#### [WHAT IS NEEDED]
Could you reproduce every entry as it stands, leaving the pictures behind?

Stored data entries
++++++++
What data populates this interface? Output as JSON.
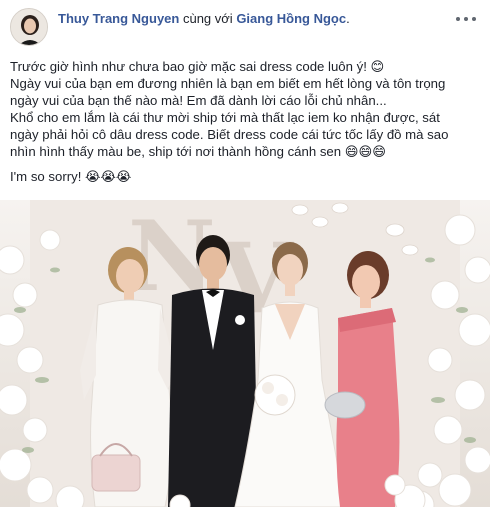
{
  "post": {
    "author": "Thuy Trang Nguyen",
    "with_text": "cùng với",
    "tagged": "Giang Hồng Ngọc",
    "lines": [
      "Trước giờ hình như chưa bao giờ mặc sai dress code luôn ý! 😊",
      "Ngày vui của bạn em đương nhiên là bạn em biết em hết lòng và tôn trọng",
      "ngày vui của bạn thế nào mà! Em đã dành lời cáo lỗi chủ nhân...",
      "Khổ cho em lắm là cái thư mời ship tới mà thất lạc iem ko nhận được, sát",
      "ngày phải hỏi cô dâu dress code. Biết dress code cái tức tốc lấy đồ mà sao",
      "nhìn hình thấy màu be, ship tới nơi thành hồng cánh sen 😄😄😄"
    ],
    "sorry": "I'm so sorry! 😭😭😭"
  },
  "icons": {
    "more": "more-horizontal-icon"
  },
  "colors": {
    "link": "#385898",
    "text": "#1d2129",
    "pink_dress": "#e8808a"
  }
}
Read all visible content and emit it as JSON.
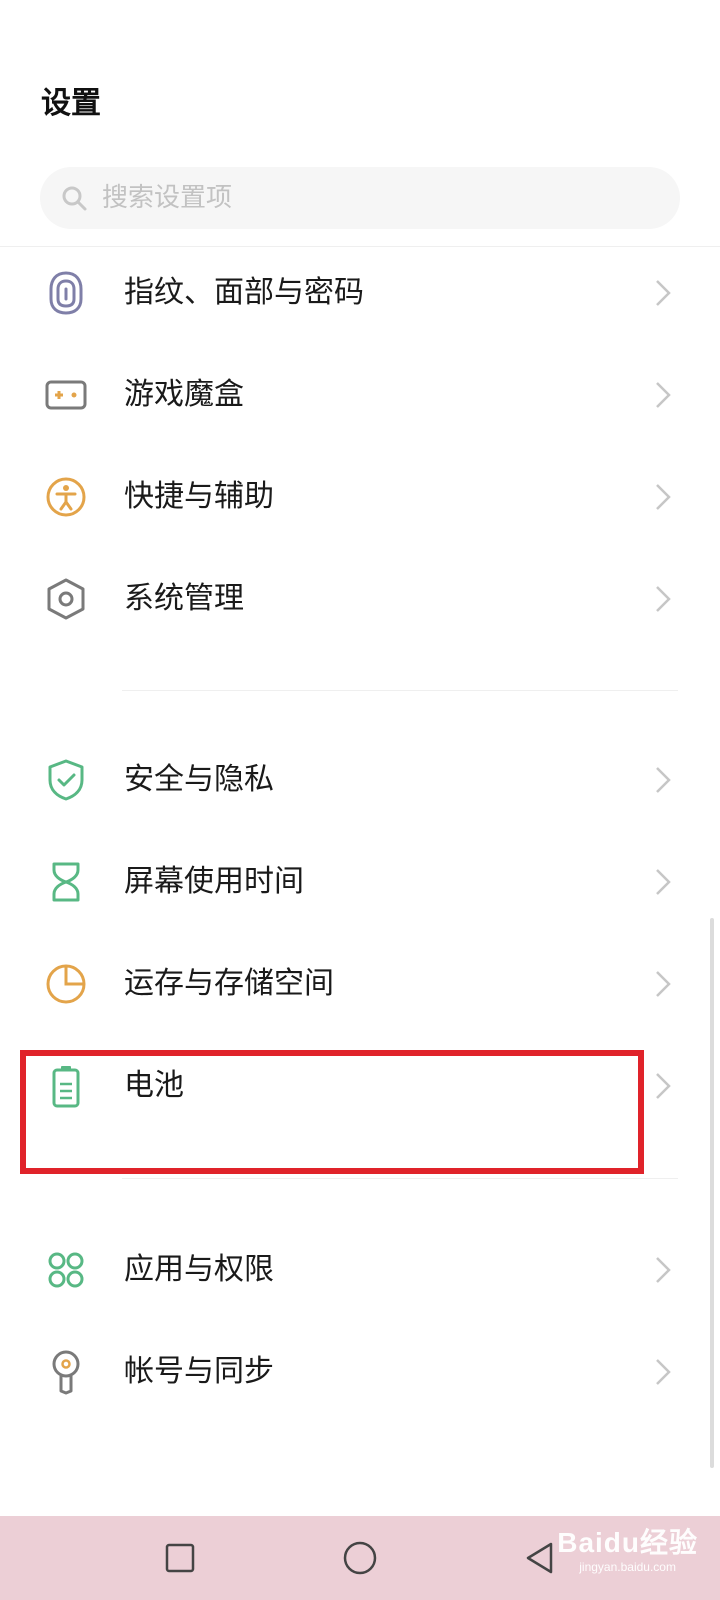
{
  "header": {
    "title": "设置"
  },
  "search": {
    "placeholder": "搜索设置项",
    "value": "",
    "icon": "search-icon"
  },
  "colors": {
    "highlight_border": "#e0232a",
    "navbar_bg": "#eccfd6",
    "icon_purple": "#7f7fa8",
    "icon_orange": "#e3a44a",
    "icon_gray": "#7a7a7a",
    "icon_green": "#58b884"
  },
  "groups": [
    {
      "items": [
        {
          "label": "指纹、面部与密码",
          "icon": "fingerprint-icon"
        },
        {
          "label": "游戏魔盒",
          "icon": "gamepad-icon"
        },
        {
          "label": "快捷与辅助",
          "icon": "accessibility-icon"
        },
        {
          "label": "系统管理",
          "icon": "hexagon-settings-icon"
        }
      ]
    },
    {
      "items": [
        {
          "label": "安全与隐私",
          "icon": "shield-check-icon"
        },
        {
          "label": "屏幕使用时间",
          "icon": "hourglass-icon"
        },
        {
          "label": "运存与存储空间",
          "icon": "pie-chart-icon"
        },
        {
          "label": "电池",
          "icon": "battery-icon",
          "highlighted": true
        }
      ]
    },
    {
      "items": [
        {
          "label": "应用与权限",
          "icon": "apps-grid-icon"
        },
        {
          "label": "帐号与同步",
          "icon": "account-key-icon"
        }
      ]
    }
  ],
  "navbar": {
    "recent": "square-icon",
    "home": "circle-icon",
    "back": "back-triangle-icon"
  },
  "watermark": {
    "main": "Baidu经验",
    "sub": "jingyan.baidu.com"
  }
}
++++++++
#### [RESPONSE TO THIS EXERCISE]
What data populates this interface? Output as JSON.
{
  "post": {
    "author": "Thuy Trang Nguyen",
    "with_text": "cùng với",
    "tagged": "Giang Hồng Ngọc",
    "lines": [
      "Trước giờ hình như chưa bao giờ mặc sai dress code luôn ý! 😊",
      "Ngày vui của bạn em đương nhiên là bạn em biết em hết lòng và tôn trọng",
      "ngày vui của bạn thế nào mà! Em đã dành lời cáo lỗi chủ nhân...",
      "Khổ cho em lắm là cái thư mời ship tới mà thất lạc iem ko nhận được, sát",
      "ngày phải hỏi cô dâu dress code. Biết dress code cái tức tốc lấy đồ mà sao",
      "nhìn hình thấy màu be, ship tới nơi thành hồng cánh sen 😄😄😄"
    ],
    "sorry": "I'm so sorry! 😭😭😭"
  },
  "icons": {
    "more": "more-horizontal-icon"
  },
  "colors": {
    "link": "#385898",
    "text": "#1d2129",
    "pink_dress": "#e8808a"
  }
}
Read all visible content and emit it as JSON.
{
  "header": {
    "title": "设置"
  },
  "search": {
    "placeholder": "搜索设置项",
    "value": "",
    "icon": "search-icon"
  },
  "colors": {
    "highlight_border": "#e0232a",
    "navbar_bg": "#eccfd6",
    "icon_purple": "#7f7fa8",
    "icon_orange": "#e3a44a",
    "icon_gray": "#7a7a7a",
    "icon_green": "#58b884"
  },
  "groups": [
    {
      "items": [
        {
          "label": "指纹、面部与密码",
          "icon": "fingerprint-icon"
        },
        {
          "label": "游戏魔盒",
          "icon": "gamepad-icon"
        },
        {
          "label": "快捷与辅助",
          "icon": "accessibility-icon"
        },
        {
          "label": "系统管理",
          "icon": "hexagon-settings-icon"
        }
      ]
    },
    {
      "items": [
        {
          "label": "安全与隐私",
          "icon": "shield-check-icon"
        },
        {
          "label": "屏幕使用时间",
          "icon": "hourglass-icon"
        },
        {
          "label": "运存与存储空间",
          "icon": "pie-chart-icon"
        },
        {
          "label": "电池",
          "icon": "battery-icon",
          "highlighted": true
        }
      ]
    },
    {
      "items": [
        {
          "label": "应用与权限",
          "icon": "apps-grid-icon"
        },
        {
          "label": "帐号与同步",
          "icon": "account-key-icon"
        }
      ]
    }
  ],
  "navbar": {
    "recent": "square-icon",
    "home": "circle-icon",
    "back": "back-triangle-icon"
  },
  "watermark": {
    "main": "Baidu经验",
    "sub": "jingyan.baidu.com"
  }
}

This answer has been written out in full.